Harteveldt, however, thinks that Trump won’t necessarily back off international trade with Cuba and other places because four years from now, “he probably would like to see Trump-branded hotels open in more cities and more countries.”
During Trump’s campaign, his eponymous hotel brand appeared to be in trouble. And when the family announced that a new hotel brand was in the works but that it would not use the Trump name, some companies speculated it was because the Trump brand was indeed tarnished. In May, Hipmunk, the travel comparison site, said that “while overall Hipmunk hotel bookings have been on the rise year-over-year, that has not been the case with bookings of Trump Hotels.” The share of Trump bookings on Hipmunk as a percent of total bookings was down 59 percent year over year.
But now that Trump will be the next president, things could be looking up.
“Winning could mitigate whatever damage had been done to the brand,” said Leff, suggesting that there may be a halo effect from the presidency – especially the idea of staying at a Trump hotel in the shadow of the White House. Suddenly, he said, the new Trump International Hotel, Washington, D.C., is “the President’s hotel.”
Brand Keys, a customer loyalty research consultancy based in New York, seemed to underscore that notion in a report the day after the election, saying that Trump, “a brand that was once deemed toxic by many consumers is now seen as not only a safe option but an emotionally desirable option.”
“We are going to fix our inner cities and rebuild our highways, bridges, tunnels, airports, schools, hospitals,” Trump said during his victory speech. “We’re going to rebuild our infrastructure, which will become, by the way, second to none. And we will put millions of our people to work as we rebuild it.”

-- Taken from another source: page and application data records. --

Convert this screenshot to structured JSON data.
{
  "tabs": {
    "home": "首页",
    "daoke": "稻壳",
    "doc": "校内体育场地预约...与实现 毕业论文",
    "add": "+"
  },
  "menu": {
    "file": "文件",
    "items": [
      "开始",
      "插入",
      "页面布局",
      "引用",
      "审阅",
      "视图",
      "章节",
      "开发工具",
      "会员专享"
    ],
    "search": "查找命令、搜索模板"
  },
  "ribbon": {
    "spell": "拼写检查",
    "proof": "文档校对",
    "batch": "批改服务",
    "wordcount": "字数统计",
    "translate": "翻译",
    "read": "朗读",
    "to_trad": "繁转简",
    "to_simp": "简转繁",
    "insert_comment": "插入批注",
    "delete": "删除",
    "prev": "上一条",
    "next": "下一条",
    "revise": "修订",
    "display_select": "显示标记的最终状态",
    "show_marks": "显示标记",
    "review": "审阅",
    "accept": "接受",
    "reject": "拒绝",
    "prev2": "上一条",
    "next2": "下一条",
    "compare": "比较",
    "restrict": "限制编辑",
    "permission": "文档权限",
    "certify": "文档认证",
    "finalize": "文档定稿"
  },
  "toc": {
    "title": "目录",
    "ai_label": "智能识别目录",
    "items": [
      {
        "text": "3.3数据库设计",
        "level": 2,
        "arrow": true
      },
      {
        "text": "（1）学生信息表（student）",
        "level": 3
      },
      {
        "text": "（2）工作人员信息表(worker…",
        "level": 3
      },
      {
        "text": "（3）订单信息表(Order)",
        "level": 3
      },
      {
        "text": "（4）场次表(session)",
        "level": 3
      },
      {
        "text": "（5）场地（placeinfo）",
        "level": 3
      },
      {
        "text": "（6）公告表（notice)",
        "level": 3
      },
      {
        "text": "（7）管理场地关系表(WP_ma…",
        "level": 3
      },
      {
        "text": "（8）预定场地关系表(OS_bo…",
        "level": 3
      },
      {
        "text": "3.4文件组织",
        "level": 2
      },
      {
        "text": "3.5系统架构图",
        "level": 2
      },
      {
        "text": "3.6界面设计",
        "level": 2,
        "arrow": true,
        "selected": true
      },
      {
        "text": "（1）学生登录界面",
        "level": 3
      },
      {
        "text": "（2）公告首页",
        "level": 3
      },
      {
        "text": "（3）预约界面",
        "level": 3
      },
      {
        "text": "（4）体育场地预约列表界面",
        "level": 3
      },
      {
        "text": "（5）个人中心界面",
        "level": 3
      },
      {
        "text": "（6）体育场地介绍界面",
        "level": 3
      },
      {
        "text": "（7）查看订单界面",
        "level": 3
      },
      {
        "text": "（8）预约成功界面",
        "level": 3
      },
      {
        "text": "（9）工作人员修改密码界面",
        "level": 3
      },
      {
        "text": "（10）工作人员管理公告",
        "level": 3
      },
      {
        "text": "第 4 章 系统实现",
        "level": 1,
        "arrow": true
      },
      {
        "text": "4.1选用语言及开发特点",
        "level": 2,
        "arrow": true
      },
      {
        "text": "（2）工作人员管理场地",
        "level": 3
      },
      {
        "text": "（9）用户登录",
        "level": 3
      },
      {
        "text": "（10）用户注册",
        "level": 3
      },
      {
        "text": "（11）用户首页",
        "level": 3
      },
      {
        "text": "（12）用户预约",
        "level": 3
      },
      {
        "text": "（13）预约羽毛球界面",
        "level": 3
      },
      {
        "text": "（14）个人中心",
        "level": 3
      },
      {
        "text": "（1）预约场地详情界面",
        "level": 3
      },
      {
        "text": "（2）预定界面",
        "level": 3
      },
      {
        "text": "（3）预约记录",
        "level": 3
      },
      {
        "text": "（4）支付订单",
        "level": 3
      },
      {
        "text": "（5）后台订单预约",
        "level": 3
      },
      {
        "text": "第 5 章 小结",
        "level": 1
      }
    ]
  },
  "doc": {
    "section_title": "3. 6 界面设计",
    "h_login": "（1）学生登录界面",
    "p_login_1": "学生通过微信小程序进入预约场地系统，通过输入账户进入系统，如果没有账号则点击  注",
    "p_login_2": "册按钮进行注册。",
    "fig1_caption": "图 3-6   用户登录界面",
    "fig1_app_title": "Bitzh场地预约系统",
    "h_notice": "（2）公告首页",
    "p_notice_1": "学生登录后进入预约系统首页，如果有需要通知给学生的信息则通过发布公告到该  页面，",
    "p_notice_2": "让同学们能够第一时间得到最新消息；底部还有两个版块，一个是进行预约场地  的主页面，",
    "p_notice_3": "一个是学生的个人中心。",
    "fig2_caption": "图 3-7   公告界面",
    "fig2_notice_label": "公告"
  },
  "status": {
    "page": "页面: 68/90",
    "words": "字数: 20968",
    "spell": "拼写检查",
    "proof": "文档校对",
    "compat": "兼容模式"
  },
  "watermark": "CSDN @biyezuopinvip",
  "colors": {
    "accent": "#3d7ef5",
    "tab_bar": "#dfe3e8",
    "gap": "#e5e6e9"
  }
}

That could generate jobs and help the economy. Exactly how that huge increase in spending – Trump has pledged to spend nearly $1 trillion on infrastructure – will be paid for is unclear, said Leff. Assuming Trump’s administration finds a way to make it happen (more recently he has suggested creating a federal infrastructure fund supported by government bonds), infrastructure projects still take years. So while there may be new roads and airports, this is a change that’s unlikely to happen in the near term.
Change is one thing the industry can be sure of when Trump takes office.